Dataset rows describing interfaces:
┌──
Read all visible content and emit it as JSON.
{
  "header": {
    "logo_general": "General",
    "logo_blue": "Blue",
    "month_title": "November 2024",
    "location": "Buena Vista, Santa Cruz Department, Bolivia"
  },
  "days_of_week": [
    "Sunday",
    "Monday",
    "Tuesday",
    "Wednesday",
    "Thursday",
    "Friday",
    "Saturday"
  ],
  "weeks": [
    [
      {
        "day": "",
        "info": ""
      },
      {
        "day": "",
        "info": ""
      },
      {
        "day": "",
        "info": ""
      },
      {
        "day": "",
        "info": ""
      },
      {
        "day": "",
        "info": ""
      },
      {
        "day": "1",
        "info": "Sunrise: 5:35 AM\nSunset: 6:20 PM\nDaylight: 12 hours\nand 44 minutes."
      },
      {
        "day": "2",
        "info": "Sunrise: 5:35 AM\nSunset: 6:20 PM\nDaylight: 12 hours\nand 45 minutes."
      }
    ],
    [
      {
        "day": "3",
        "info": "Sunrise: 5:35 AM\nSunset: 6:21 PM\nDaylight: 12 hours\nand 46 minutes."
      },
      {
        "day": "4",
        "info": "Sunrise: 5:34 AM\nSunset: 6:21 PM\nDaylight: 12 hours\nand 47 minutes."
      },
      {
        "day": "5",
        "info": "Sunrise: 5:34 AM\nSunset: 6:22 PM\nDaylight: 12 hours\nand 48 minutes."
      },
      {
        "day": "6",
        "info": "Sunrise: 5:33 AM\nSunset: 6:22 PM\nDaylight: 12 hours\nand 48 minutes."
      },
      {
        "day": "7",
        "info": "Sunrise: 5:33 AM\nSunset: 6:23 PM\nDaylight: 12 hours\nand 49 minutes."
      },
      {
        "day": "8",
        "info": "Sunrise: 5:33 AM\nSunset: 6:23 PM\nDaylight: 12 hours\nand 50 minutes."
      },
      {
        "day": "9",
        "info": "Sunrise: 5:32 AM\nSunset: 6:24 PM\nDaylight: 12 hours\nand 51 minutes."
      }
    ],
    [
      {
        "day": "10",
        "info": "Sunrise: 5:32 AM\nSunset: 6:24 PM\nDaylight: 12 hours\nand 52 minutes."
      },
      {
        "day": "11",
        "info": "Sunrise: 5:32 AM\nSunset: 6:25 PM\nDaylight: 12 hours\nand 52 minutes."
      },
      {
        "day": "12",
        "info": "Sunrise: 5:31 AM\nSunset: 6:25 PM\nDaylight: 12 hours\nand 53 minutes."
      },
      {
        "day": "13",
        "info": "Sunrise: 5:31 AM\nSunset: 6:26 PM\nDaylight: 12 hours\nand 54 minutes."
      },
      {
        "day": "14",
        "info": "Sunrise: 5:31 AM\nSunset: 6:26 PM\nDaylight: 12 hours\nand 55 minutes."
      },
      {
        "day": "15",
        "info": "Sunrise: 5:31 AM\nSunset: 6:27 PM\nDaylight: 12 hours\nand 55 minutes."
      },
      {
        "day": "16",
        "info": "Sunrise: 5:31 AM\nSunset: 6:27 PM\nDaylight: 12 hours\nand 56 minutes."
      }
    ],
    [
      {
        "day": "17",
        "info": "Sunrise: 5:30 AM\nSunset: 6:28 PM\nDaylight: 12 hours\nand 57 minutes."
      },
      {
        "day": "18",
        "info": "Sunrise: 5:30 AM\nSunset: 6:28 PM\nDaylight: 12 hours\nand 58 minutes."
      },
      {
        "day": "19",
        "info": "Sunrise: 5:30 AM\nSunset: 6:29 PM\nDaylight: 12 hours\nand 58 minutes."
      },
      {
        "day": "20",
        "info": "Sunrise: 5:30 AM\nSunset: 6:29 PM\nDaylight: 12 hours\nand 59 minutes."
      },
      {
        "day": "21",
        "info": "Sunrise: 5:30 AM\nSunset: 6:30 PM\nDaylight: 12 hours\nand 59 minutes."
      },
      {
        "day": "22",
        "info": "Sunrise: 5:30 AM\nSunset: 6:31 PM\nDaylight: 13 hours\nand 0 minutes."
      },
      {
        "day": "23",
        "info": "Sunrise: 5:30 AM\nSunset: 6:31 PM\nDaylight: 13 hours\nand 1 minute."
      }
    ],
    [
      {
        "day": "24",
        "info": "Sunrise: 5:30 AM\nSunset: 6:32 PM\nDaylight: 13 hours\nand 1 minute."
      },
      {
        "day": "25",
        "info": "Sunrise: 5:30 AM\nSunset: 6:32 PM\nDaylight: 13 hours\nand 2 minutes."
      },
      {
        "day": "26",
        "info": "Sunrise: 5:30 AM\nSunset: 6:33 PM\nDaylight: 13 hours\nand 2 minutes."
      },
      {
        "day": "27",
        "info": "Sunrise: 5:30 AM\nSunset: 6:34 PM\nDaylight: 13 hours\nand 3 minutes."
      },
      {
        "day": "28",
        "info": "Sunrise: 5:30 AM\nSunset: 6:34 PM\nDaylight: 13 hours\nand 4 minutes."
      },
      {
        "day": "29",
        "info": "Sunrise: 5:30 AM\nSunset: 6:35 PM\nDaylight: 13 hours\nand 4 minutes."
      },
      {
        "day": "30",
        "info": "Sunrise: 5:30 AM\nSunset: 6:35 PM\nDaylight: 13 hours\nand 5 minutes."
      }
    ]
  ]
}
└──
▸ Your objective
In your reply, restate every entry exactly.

▸ Answer space
Read all visible content and emit it as JSON.
{
  "header": {
    "logo_general": "General",
    "logo_blue": "Blue",
    "month_title": "November 2024",
    "location": "Buena Vista, Santa Cruz Department, Bolivia"
  },
  "days_of_week": [
    "Sunday",
    "Monday",
    "Tuesday",
    "Wednesday",
    "Thursday",
    "Friday",
    "Saturday"
  ],
  "weeks": [
    [
      {
        "day": "",
        "info": ""
      },
      {
        "day": "",
        "info": ""
      },
      {
        "day": "",
        "info": ""
      },
      {
        "day": "",
        "info": ""
      },
      {
        "day": "",
        "info": ""
      },
      {
        "day": "1",
        "info": "Sunrise: 5:35 AM\nSunset: 6:20 PM\nDaylight: 12 hours\nand 44 minutes."
      },
      {
        "day": "2",
        "info": "Sunrise: 5:35 AM\nSunset: 6:20 PM\nDaylight: 12 hours\nand 45 minutes."
      }
    ],
    [
      {
        "day": "3",
        "info": "Sunrise: 5:35 AM\nSunset: 6:21 PM\nDaylight: 12 hours\nand 46 minutes."
      },
      {
        "day": "4",
        "info": "Sunrise: 5:34 AM\nSunset: 6:21 PM\nDaylight: 12 hours\nand 47 minutes."
      },
      {
        "day": "5",
        "info": "Sunrise: 5:34 AM\nSunset: 6:22 PM\nDaylight: 12 hours\nand 48 minutes."
      },
      {
        "day": "6",
        "info": "Sunrise: 5:33 AM\nSunset: 6:22 PM\nDaylight: 12 hours\nand 48 minutes."
      },
      {
        "day": "7",
        "info": "Sunrise: 5:33 AM\nSunset: 6:23 PM\nDaylight: 12 hours\nand 49 minutes."
      },
      {
        "day": "8",
        "info": "Sunrise: 5:33 AM\nSunset: 6:23 PM\nDaylight: 12 hours\nand 50 minutes."
      },
      {
        "day": "9",
        "info": "Sunrise: 5:32 AM\nSunset: 6:24 PM\nDaylight: 12 hours\nand 51 minutes."
      }
    ],
    [
      {
        "day": "10",
        "info": "Sunrise: 5:32 AM\nSunset: 6:24 PM\nDaylight: 12 hours\nand 52 minutes."
      },
      {
        "day": "11",
        "info": "Sunrise: 5:32 AM\nSunset: 6:25 PM\nDaylight: 12 hours\nand 52 minutes."
      },
      {
        "day": "12",
        "info": "Sunrise: 5:31 AM\nSunset: 6:25 PM\nDaylight: 12 hours\nand 53 minutes."
      },
      {
        "day": "13",
        "info": "Sunrise: 5:31 AM\nSunset: 6:26 PM\nDaylight: 12 hours\nand 54 minutes."
      },
      {
        "day": "14",
        "info": "Sunrise: 5:31 AM\nSunset: 6:26 PM\nDaylight: 12 hours\nand 55 minutes."
      },
      {
        "day": "15",
        "info": "Sunrise: 5:31 AM\nSunset: 6:27 PM\nDaylight: 12 hours\nand 55 minutes."
      },
      {
        "day": "16",
        "info": "Sunrise: 5:31 AM\nSunset: 6:27 PM\nDaylight: 12 hours\nand 56 minutes."
      }
    ],
    [
      {
        "day": "17",
        "info": "Sunrise: 5:30 AM\nSunset: 6:28 PM\nDaylight: 12 hours\nand 57 minutes."
      },
      {
        "day": "18",
        "info": "Sunrise: 5:30 AM\nSunset: 6:28 PM\nDaylight: 12 hours\nand 58 minutes."
      },
      {
        "day": "19",
        "info": "Sunrise: 5:30 AM\nSunset: 6:29 PM\nDaylight: 12 hours\nand 58 minutes."
      },
      {
        "day": "20",
        "info": "Sunrise: 5:30 AM\nSunset: 6:29 PM\nDaylight: 12 hours\nand 59 minutes."
      },
      {
        "day": "21",
        "info": "Sunrise: 5:30 AM\nSunset: 6:30 PM\nDaylight: 12 hours\nand 59 minutes."
      },
      {
        "day": "22",
        "info": "Sunrise: 5:30 AM\nSunset: 6:31 PM\nDaylight: 13 hours\nand 0 minutes."
      },
      {
        "day": "23",
        "info": "Sunrise: 5:30 AM\nSunset: 6:31 PM\nDaylight: 13 hours\nand 1 minute."
      }
    ],
    [
      {
        "day": "24",
        "info": "Sunrise: 5:30 AM\nSunset: 6:32 PM\nDaylight: 13 hours\nand 1 minute."
      },
      {
        "day": "25",
        "info": "Sunrise: 5:30 AM\nSunset: 6:32 PM\nDaylight: 13 hours\nand 2 minutes."
      },
      {
        "day": "26",
        "info": "Sunrise: 5:30 AM\nSunset: 6:33 PM\nDaylight: 13 hours\nand 2 minutes."
      },
      {
        "day": "27",
        "info": "Sunrise: 5:30 AM\nSunset: 6:34 PM\nDaylight: 13 hours\nand 3 minutes."
      },
      {
        "day": "28",
        "info": "Sunrise: 5:30 AM\nSunset: 6:34 PM\nDaylight: 13 hours\nand 4 minutes."
      },
      {
        "day": "29",
        "info": "Sunrise: 5:30 AM\nSunset: 6:35 PM\nDaylight: 13 hours\nand 4 minutes."
      },
      {
        "day": "30",
        "info": "Sunrise: 5:30 AM\nSunset: 6:35 PM\nDaylight: 13 hours\nand 5 minutes."
      }
    ]
  ]
}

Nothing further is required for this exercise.